Excerpts from an interface dataset

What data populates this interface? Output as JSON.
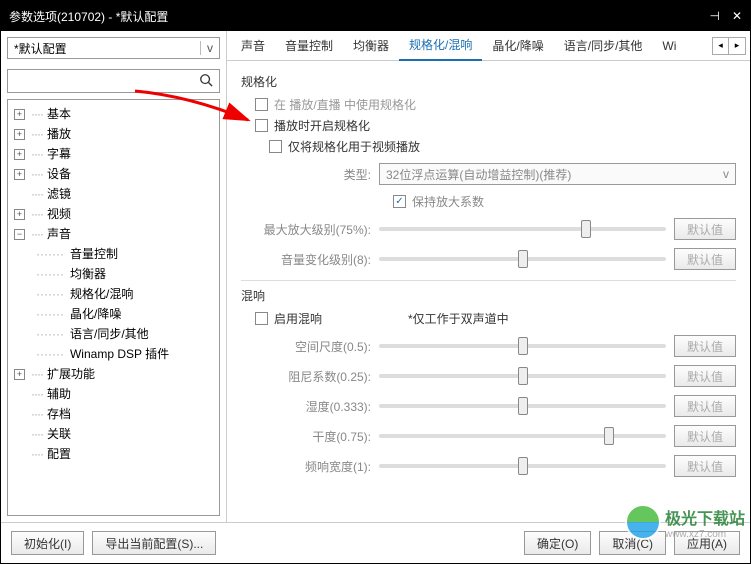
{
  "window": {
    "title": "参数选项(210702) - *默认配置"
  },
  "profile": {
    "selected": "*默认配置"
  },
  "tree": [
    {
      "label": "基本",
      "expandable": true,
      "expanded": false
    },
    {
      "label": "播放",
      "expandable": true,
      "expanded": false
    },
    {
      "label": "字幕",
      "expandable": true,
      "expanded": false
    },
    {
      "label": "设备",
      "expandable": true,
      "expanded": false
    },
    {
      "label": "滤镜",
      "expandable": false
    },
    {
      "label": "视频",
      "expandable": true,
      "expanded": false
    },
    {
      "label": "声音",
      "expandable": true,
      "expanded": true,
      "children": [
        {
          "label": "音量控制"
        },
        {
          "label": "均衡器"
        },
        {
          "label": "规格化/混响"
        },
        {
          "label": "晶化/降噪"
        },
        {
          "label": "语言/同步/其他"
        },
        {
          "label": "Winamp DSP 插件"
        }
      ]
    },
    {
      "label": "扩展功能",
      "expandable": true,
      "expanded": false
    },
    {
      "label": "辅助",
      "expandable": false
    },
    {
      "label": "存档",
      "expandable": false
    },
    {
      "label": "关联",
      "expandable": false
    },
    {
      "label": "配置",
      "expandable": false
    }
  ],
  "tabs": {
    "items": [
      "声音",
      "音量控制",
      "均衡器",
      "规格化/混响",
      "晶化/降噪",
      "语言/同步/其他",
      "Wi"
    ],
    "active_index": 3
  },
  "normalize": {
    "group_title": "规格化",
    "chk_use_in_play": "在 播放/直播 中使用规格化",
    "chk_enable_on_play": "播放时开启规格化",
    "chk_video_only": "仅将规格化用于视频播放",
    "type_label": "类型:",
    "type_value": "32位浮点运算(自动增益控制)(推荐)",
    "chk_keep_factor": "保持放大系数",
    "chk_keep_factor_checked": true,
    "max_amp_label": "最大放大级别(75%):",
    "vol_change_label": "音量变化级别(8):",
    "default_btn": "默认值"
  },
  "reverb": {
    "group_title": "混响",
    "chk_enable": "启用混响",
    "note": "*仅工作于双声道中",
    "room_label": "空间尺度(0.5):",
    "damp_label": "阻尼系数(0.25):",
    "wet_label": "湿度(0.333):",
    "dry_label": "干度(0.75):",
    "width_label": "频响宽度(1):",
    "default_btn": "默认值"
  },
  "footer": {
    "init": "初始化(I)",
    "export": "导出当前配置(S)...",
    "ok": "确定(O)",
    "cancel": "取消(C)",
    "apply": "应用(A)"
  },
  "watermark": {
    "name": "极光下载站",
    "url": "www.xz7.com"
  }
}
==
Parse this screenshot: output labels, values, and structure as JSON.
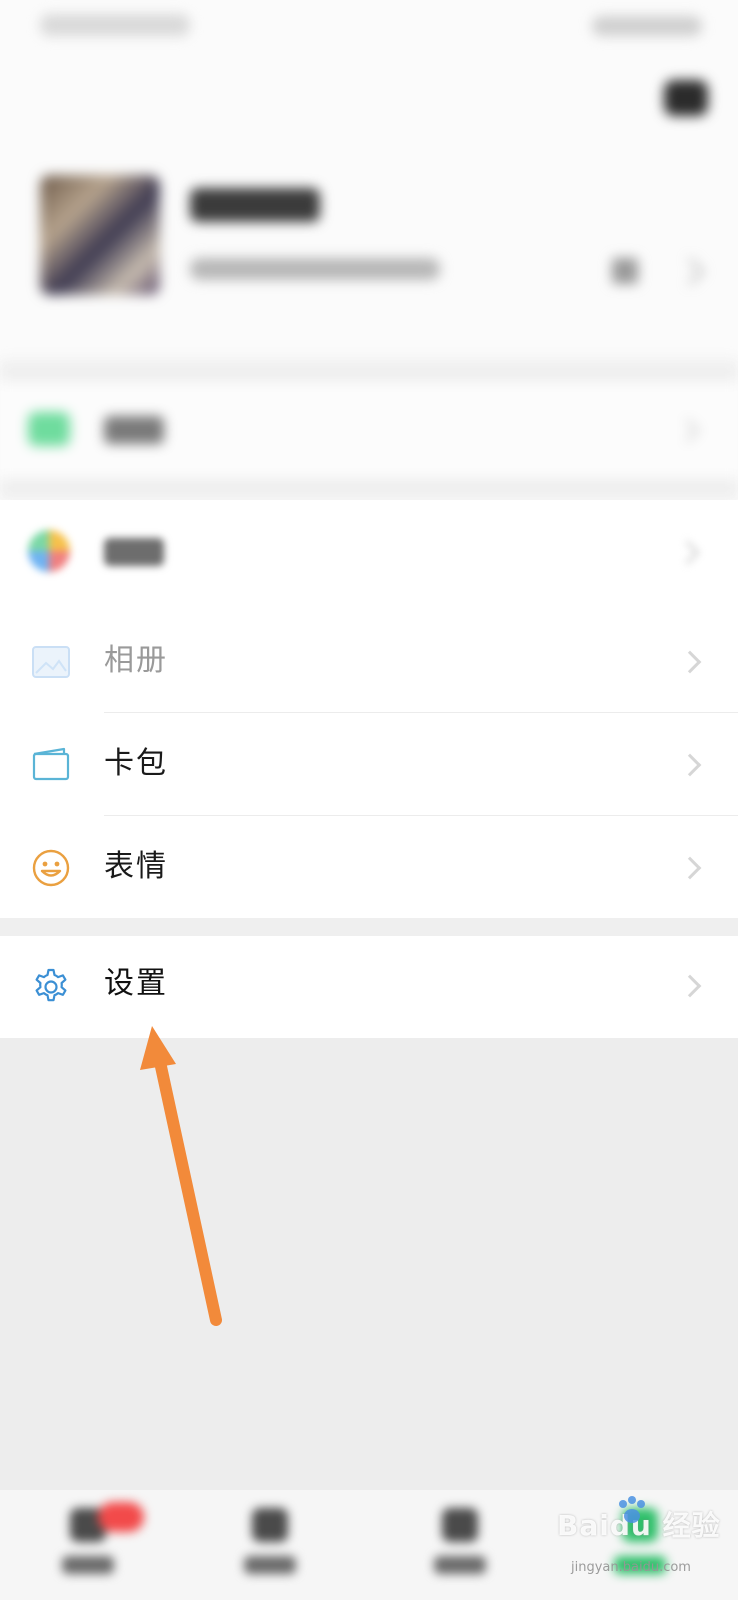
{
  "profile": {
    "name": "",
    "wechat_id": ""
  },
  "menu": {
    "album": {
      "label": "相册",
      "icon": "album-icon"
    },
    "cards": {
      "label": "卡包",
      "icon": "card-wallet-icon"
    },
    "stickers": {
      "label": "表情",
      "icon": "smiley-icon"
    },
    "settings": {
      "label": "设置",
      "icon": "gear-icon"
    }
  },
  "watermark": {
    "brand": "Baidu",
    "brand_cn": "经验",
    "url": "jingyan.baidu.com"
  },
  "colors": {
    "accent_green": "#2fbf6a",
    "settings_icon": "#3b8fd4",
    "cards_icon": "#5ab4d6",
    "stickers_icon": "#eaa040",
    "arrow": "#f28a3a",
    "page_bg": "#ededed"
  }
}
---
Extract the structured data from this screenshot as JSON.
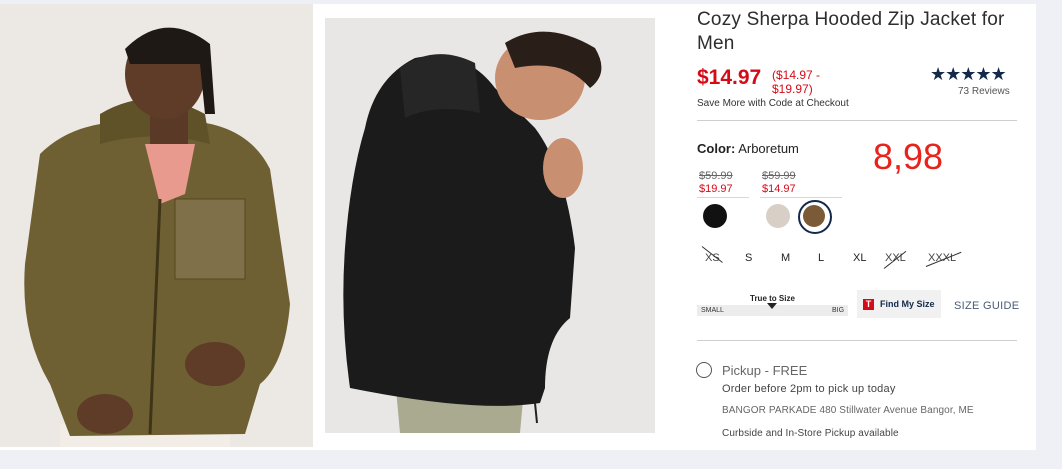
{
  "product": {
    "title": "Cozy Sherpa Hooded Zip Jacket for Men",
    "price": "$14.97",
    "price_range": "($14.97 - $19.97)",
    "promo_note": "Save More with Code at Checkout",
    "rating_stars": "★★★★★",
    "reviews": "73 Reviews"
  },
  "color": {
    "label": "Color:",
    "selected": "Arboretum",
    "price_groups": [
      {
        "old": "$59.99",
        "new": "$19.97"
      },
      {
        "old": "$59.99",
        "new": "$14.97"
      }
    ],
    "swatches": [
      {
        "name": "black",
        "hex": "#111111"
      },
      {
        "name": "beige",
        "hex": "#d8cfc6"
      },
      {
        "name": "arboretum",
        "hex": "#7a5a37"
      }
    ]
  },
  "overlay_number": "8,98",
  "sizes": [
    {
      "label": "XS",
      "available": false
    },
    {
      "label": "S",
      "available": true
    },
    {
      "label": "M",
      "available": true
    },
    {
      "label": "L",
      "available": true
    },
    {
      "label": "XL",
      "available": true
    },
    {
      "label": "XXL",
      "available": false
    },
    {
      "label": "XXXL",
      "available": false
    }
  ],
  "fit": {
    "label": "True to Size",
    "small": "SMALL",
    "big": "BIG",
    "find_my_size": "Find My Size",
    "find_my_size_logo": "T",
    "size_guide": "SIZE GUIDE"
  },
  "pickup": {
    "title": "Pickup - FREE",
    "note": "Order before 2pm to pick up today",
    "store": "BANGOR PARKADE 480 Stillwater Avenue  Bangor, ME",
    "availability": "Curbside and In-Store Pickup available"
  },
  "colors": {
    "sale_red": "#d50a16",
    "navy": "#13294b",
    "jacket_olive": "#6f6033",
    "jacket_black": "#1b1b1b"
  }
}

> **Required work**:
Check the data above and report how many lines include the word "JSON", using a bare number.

> **Answer section**:
3